Under the PED policy, players face a four-game suspension for a first offense for taking any one of a long list of banned substances. What if a new performance-enhancing compound emerges that doesn’t fit on the list? Until the NFL and NFLPA agree to put it on the list and then notify the players of its addition, the player can’t be suspended for it, because it’s not on the agreed list.

Is it conduct detrimental to the interests of the game of professional football to take the cutting-edge substance? Yes. Can the Commissioner fairly and properly do anything about it? No.

To the extent that the Commissioner has compared Brady’s conduct to a PED violation (and not a stickum violation), the deflation concept is more like a new PED than an old-school steroid, because the NFL has admitted that it had no prior sensitivity to the science of football inflation and deflation, including the fairly obvious concept that air pressure drops in cold weather.
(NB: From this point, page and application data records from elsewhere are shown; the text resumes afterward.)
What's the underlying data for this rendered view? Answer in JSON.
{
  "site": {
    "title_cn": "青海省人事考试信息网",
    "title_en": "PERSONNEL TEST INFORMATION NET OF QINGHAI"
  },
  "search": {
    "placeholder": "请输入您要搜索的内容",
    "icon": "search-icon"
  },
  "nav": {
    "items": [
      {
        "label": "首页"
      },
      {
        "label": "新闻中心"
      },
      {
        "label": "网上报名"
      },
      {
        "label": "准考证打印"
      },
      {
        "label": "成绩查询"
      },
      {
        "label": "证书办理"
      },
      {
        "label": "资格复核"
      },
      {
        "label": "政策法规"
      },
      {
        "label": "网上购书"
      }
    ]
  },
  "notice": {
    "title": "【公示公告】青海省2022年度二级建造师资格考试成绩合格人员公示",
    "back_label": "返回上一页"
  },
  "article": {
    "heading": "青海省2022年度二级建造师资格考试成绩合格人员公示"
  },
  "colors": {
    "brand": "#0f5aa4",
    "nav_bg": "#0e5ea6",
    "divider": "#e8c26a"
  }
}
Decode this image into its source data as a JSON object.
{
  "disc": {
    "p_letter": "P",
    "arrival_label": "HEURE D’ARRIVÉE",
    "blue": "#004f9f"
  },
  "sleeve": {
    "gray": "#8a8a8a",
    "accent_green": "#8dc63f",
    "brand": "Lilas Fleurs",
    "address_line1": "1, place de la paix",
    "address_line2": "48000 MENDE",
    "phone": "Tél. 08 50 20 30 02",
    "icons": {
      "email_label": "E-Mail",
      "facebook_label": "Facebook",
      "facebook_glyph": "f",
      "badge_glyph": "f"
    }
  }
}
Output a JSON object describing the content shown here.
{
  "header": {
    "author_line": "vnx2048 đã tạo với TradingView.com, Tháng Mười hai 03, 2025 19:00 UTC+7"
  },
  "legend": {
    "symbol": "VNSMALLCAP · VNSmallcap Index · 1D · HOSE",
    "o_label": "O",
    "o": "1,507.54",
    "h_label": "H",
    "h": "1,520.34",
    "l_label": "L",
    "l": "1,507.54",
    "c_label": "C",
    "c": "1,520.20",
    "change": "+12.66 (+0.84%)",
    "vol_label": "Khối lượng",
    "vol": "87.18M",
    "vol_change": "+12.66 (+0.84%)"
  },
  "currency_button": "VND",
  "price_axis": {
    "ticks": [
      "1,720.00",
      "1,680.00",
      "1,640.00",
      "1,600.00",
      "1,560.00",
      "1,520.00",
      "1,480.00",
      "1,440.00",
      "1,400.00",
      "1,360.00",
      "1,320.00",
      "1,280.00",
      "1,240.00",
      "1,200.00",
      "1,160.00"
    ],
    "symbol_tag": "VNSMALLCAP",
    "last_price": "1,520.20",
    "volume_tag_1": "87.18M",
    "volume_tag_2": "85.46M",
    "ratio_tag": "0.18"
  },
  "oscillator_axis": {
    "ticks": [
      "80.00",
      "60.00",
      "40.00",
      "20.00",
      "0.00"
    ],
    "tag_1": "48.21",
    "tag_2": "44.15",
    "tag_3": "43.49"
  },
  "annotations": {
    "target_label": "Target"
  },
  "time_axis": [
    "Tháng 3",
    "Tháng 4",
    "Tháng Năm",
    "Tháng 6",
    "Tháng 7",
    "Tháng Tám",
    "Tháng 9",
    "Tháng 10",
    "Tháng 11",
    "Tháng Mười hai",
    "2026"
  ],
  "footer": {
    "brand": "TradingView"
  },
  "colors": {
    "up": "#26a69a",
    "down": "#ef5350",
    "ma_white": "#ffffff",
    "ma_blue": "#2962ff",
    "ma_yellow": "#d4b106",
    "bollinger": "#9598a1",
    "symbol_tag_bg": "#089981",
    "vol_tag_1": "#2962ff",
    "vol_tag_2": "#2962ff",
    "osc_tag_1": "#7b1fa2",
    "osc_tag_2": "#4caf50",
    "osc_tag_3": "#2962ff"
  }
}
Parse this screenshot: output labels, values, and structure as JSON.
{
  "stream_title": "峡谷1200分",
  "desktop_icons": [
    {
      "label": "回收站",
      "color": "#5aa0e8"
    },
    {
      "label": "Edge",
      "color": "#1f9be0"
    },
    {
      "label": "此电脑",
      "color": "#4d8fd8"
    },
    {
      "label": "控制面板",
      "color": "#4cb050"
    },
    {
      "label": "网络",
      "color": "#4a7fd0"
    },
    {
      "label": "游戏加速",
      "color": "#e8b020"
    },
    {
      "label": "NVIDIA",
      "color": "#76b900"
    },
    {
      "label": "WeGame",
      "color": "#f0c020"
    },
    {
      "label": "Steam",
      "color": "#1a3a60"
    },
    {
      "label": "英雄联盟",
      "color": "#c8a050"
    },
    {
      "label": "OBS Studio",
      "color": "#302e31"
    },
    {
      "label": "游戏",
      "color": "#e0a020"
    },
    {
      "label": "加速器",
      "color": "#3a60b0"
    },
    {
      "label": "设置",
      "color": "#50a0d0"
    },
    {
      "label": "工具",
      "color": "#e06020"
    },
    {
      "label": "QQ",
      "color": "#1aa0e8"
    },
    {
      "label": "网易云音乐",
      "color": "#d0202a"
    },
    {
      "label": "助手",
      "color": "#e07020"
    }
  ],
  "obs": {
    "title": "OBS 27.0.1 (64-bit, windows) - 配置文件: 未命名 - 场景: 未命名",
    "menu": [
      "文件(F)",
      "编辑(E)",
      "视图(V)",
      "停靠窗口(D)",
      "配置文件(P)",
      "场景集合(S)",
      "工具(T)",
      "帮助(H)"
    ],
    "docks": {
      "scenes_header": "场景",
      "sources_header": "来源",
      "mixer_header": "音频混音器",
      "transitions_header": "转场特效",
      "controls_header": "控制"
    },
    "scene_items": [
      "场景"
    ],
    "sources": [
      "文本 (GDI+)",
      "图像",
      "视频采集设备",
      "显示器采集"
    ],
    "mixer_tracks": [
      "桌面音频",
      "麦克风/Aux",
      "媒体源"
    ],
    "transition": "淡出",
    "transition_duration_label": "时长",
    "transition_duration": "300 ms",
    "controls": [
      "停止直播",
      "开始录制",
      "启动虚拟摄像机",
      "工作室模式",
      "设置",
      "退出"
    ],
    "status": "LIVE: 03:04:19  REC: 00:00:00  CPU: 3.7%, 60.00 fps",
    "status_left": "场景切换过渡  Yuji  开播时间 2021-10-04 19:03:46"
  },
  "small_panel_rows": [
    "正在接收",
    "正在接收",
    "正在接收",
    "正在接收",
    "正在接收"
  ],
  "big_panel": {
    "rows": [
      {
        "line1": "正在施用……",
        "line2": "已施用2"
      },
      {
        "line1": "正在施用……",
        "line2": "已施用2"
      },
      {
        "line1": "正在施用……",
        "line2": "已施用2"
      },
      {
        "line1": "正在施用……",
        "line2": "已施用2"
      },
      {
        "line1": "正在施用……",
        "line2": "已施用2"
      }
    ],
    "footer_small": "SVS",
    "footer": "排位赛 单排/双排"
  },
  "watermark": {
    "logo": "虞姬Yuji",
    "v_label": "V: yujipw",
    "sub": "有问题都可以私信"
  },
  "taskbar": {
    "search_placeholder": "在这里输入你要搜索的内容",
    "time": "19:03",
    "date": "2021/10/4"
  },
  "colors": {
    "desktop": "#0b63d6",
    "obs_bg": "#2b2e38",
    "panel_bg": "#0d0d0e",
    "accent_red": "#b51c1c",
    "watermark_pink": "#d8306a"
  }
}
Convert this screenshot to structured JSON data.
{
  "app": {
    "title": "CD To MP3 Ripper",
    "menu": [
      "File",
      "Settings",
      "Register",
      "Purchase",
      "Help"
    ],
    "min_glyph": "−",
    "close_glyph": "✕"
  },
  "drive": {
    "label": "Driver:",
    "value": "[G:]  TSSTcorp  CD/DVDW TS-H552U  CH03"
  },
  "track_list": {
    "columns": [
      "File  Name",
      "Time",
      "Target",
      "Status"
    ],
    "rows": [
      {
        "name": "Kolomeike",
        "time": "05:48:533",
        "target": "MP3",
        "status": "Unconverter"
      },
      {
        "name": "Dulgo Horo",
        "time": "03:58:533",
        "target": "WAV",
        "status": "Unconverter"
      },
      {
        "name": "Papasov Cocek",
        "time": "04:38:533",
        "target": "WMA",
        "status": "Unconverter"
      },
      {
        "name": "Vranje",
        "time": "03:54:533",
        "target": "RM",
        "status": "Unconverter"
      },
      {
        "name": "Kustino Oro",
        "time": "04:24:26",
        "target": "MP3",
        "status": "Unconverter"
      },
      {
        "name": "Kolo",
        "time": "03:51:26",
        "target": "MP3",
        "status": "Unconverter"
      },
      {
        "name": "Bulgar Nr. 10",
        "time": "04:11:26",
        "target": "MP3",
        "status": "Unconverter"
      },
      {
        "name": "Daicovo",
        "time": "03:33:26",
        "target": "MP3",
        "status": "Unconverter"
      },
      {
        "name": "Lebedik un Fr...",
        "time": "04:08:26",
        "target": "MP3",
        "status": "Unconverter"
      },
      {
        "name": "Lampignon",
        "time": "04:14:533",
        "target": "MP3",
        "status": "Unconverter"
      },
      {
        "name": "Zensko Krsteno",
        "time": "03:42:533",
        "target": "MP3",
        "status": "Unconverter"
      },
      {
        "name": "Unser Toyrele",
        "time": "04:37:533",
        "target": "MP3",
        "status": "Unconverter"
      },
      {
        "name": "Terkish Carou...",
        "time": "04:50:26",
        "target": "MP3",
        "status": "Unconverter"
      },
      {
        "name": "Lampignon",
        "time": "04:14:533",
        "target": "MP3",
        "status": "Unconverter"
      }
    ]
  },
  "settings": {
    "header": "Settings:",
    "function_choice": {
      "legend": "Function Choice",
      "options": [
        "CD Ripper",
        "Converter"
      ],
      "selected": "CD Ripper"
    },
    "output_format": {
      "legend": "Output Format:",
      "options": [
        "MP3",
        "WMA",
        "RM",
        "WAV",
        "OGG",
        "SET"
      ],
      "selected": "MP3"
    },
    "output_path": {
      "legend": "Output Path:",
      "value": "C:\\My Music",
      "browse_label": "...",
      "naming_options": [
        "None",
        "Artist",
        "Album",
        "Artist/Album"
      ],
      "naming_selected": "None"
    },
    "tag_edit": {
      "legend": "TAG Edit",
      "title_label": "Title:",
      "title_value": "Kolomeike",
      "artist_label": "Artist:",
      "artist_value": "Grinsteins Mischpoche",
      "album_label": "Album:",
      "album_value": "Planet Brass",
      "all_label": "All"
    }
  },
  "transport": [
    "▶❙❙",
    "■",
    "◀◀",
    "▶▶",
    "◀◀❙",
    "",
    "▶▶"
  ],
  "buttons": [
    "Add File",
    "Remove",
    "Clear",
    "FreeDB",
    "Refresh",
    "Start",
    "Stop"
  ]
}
The league likewise had a historically nonchalant and lackadaisical process for checking football inflation and securing the game balls prior to kickoff, along with a grossly incomplete impromptu procedure for testing 11 of the footballs used by the Patriots at halftime and four of the footballs used by the Colts, with no records created regarding the temperature of the room, the sequence in which the balls were tested, and the specific time each ball was tested.

Basically, the NFL hopes to use “conduct detrimental” as a catch-all donut hole, taking advantage of the absence of a policy that specifically spells out a fine for football deflation to paint with a broad brush (and to discipline without accountability) when the many policies negotiated by the NFL and NFLPA over the years, from the fine schedule to the PED policy to the substance-abuse policy to the Personal Conduct Policy to the various other policies under which players can be disciplined, say nothing about a suspension for knowing about, having involvement in, or personally carrying out a scheme to deflate footballs.

So even if Brady did it, the NFLPA contends he can’t be suspended for it. While P.R. considerations prevent the union from putting it quite that way, that’s the crux of the argument. And given the many limitations on what otherwise would be the ability of the Commissioner to cry “conduct detrimental!” and impose whatever punishment he sees fit at that moment, the NFLPA’s argument has plenty of merit.